**What you are asked to do**
Your output must match the records below character for character.

**Component data from apps and pages**
* * * *

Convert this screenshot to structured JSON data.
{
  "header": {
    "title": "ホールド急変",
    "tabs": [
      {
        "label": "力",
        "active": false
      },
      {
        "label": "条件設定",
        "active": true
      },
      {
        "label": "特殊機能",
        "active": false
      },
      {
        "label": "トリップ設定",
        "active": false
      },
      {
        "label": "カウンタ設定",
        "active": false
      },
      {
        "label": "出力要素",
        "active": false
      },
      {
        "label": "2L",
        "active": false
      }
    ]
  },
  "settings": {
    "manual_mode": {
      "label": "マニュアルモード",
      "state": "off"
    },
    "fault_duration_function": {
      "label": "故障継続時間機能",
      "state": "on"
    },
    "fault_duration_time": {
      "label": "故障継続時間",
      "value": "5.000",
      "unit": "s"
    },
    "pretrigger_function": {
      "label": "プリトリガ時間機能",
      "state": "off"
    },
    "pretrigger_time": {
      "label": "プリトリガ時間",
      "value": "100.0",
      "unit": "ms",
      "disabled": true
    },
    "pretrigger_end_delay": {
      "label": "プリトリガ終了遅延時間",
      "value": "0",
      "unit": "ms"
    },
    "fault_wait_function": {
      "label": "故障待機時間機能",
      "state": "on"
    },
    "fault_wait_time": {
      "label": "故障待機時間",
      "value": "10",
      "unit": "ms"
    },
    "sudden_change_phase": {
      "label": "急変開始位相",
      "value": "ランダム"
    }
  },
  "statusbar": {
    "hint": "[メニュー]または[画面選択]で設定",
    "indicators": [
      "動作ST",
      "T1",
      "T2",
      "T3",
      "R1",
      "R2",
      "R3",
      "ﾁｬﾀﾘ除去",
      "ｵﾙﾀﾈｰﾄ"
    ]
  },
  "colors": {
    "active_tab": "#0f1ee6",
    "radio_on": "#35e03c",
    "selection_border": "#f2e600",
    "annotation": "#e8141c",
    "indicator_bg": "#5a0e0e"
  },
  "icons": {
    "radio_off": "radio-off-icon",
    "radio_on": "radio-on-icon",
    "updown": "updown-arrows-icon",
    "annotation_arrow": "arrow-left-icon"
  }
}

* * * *

**Solution for this problem**
Convert this screenshot to structured JSON data.
{
  "header": {
    "title": "ホールド急変",
    "tabs": [
      {
        "label": "力",
        "active": false
      },
      {
        "label": "条件設定",
        "active": true
      },
      {
        "label": "特殊機能",
        "active": false
      },
      {
        "label": "トリップ設定",
        "active": false
      },
      {
        "label": "カウンタ設定",
        "active": false
      },
      {
        "label": "出力要素",
        "active": false
      },
      {
        "label": "2L",
        "active": false
      }
    ]
  },
  "settings": {
    "manual_mode": {
      "label": "マニュアルモード",
      "state": "off"
    },
    "fault_duration_function": {
      "label": "故障継続時間機能",
      "state": "on"
    },
    "fault_duration_time": {
      "label": "故障継続時間",
      "value": "5.000",
      "unit": "s"
    },
    "pretrigger_function": {
      "label": "プリトリガ時間機能",
      "state": "off"
    },
    "pretrigger_time": {
      "label": "プリトリガ時間",
      "value": "100.0",
      "unit": "ms",
      "disabled": true
    },
    "pretrigger_end_delay": {
      "label": "プリトリガ終了遅延時間",
      "value": "0",
      "unit": "ms"
    },
    "fault_wait_function": {
      "label": "故障待機時間機能",
      "state": "on"
    },
    "fault_wait_time": {
      "label": "故障待機時間",
      "value": "10",
      "unit": "ms"
    },
    "sudden_change_phase": {
      "label": "急変開始位相",
      "value": "ランダム"
    }
  },
  "statusbar": {
    "hint": "[メニュー]または[画面選択]で設定",
    "indicators": [
      "動作ST",
      "T1",
      "T2",
      "T3",
      "R1",
      "R2",
      "R3",
      "ﾁｬﾀﾘ除去",
      "ｵﾙﾀﾈｰﾄ"
    ]
  },
  "colors": {
    "active_tab": "#0f1ee6",
    "radio_on": "#35e03c",
    "selection_border": "#f2e600",
    "annotation": "#e8141c",
    "indicator_bg": "#5a0e0e"
  },
  "icons": {
    "radio_off": "radio-off-icon",
    "radio_on": "radio-on-icon",
    "updown": "updown-arrows-icon",
    "annotation_arrow": "arrow-left-icon"
  }
}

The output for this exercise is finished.